[Data records for software interfaces]
-.-.-
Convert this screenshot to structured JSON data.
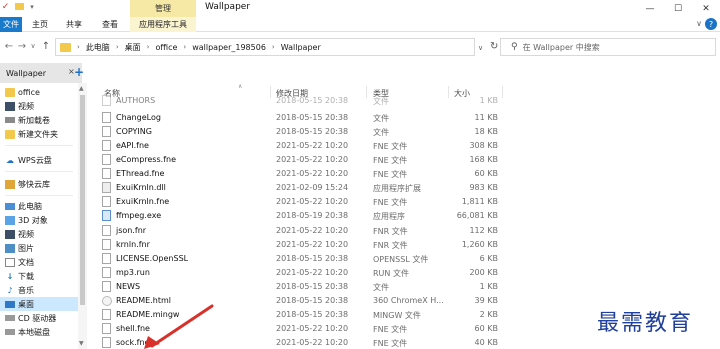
{
  "titlebar": {
    "context_tab": "管理",
    "title": "Wallpaper",
    "controls": [
      "—",
      "☐",
      "✕"
    ]
  },
  "ribbon": {
    "tabs": [
      "文件",
      "主页",
      "共享",
      "查看",
      "应用程序工具"
    ]
  },
  "address": {
    "crumbs": [
      "此电脑",
      "桌面",
      "office",
      "wallpaper_198506",
      "Wallpaper"
    ],
    "search_placeholder": "在 Wallpaper 中搜索"
  },
  "tab": {
    "label": "Wallpaper",
    "close": "×",
    "add": "+"
  },
  "sidebar": {
    "items": [
      {
        "label": "office",
        "icon": "folder-icon"
      },
      {
        "label": "视频",
        "icon": "video-folder-icon"
      },
      {
        "label": "新加载卷",
        "icon": "drive-icon"
      },
      {
        "label": "新建文件夹",
        "icon": "folder-icon"
      },
      {
        "label": "WPS云盘",
        "icon": "cloud-icon"
      },
      {
        "label": "够快云库",
        "icon": "cloud-folder-icon"
      },
      {
        "label": "此电脑",
        "icon": "computer-icon"
      },
      {
        "label": "3D 对象",
        "icon": "3d-objects-icon"
      },
      {
        "label": "视频",
        "icon": "video-icon"
      },
      {
        "label": "图片",
        "icon": "pictures-icon"
      },
      {
        "label": "文档",
        "icon": "documents-icon"
      },
      {
        "label": "下载",
        "icon": "download-icon"
      },
      {
        "label": "音乐",
        "icon": "music-icon"
      },
      {
        "label": "桌面",
        "icon": "desktop-icon"
      },
      {
        "label": "CD 驱动器",
        "icon": "cd-drive-icon"
      },
      {
        "label": "本地磁盘",
        "icon": "disk-icon"
      }
    ],
    "selected": "桌面"
  },
  "columns": {
    "name": "名称",
    "date": "修改日期",
    "type": "类型",
    "size": "大小"
  },
  "files": [
    {
      "name": "AUTHORS",
      "date": "2018-05-15 20:38",
      "type": "文件",
      "size": "1 KB",
      "icon": "file"
    },
    {
      "name": "ChangeLog",
      "date": "2018-05-15 20:38",
      "type": "文件",
      "size": "11 KB",
      "icon": "file"
    },
    {
      "name": "COPYING",
      "date": "2018-05-15 20:38",
      "type": "文件",
      "size": "18 KB",
      "icon": "file"
    },
    {
      "name": "eAPI.fne",
      "date": "2021-05-22 10:20",
      "type": "FNE 文件",
      "size": "308 KB",
      "icon": "file"
    },
    {
      "name": "eCompress.fne",
      "date": "2021-05-22 10:20",
      "type": "FNE 文件",
      "size": "168 KB",
      "icon": "file"
    },
    {
      "name": "EThread.fne",
      "date": "2021-05-22 10:20",
      "type": "FNE 文件",
      "size": "60 KB",
      "icon": "file"
    },
    {
      "name": "ExuiKrnln.dll",
      "date": "2021-02-09 15:24",
      "type": "应用程序扩展",
      "size": "983 KB",
      "icon": "dll"
    },
    {
      "name": "ExuiKrnln.fne",
      "date": "2021-05-22 10:20",
      "type": "FNE 文件",
      "size": "1,811 KB",
      "icon": "file"
    },
    {
      "name": "ffmpeg.exe",
      "date": "2018-05-19 20:38",
      "type": "应用程序",
      "size": "66,081 KB",
      "icon": "exe"
    },
    {
      "name": "json.fnr",
      "date": "2021-05-22 10:20",
      "type": "FNR 文件",
      "size": "112 KB",
      "icon": "file"
    },
    {
      "name": "krnln.fnr",
      "date": "2021-05-22 10:20",
      "type": "FNR 文件",
      "size": "1,260 KB",
      "icon": "file"
    },
    {
      "name": "LICENSE.OpenSSL",
      "date": "2018-05-15 20:38",
      "type": "OPENSSL 文件",
      "size": "6 KB",
      "icon": "file"
    },
    {
      "name": "mp3.run",
      "date": "2021-05-22 10:20",
      "type": "RUN 文件",
      "size": "200 KB",
      "icon": "file"
    },
    {
      "name": "NEWS",
      "date": "2018-05-15 20:38",
      "type": "文件",
      "size": "1 KB",
      "icon": "file"
    },
    {
      "name": "README.html",
      "date": "2018-05-15 20:38",
      "type": "360 ChromeX H...",
      "size": "39 KB",
      "icon": "html"
    },
    {
      "name": "README.mingw",
      "date": "2018-05-15 20:38",
      "type": "MINGW 文件",
      "size": "2 KB",
      "icon": "file"
    },
    {
      "name": "shell.fne",
      "date": "2021-05-22 10:20",
      "type": "FNE 文件",
      "size": "60 KB",
      "icon": "file"
    },
    {
      "name": "sock.fne",
      "date": "2021-05-22 10:20",
      "type": "FNE 文件",
      "size": "40 KB",
      "icon": "file"
    }
  ],
  "watermark": "最需教育",
  "colors": {
    "accent": "#1979ca",
    "context_tab": "#f6e9a6",
    "selection": "#cce8ff",
    "arrow": "#d9302a",
    "watermark": "#1f3f9a"
  }
}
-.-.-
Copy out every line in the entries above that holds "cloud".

        "icon": "cloud-icon"
        "icon": "cloud-folder-icon"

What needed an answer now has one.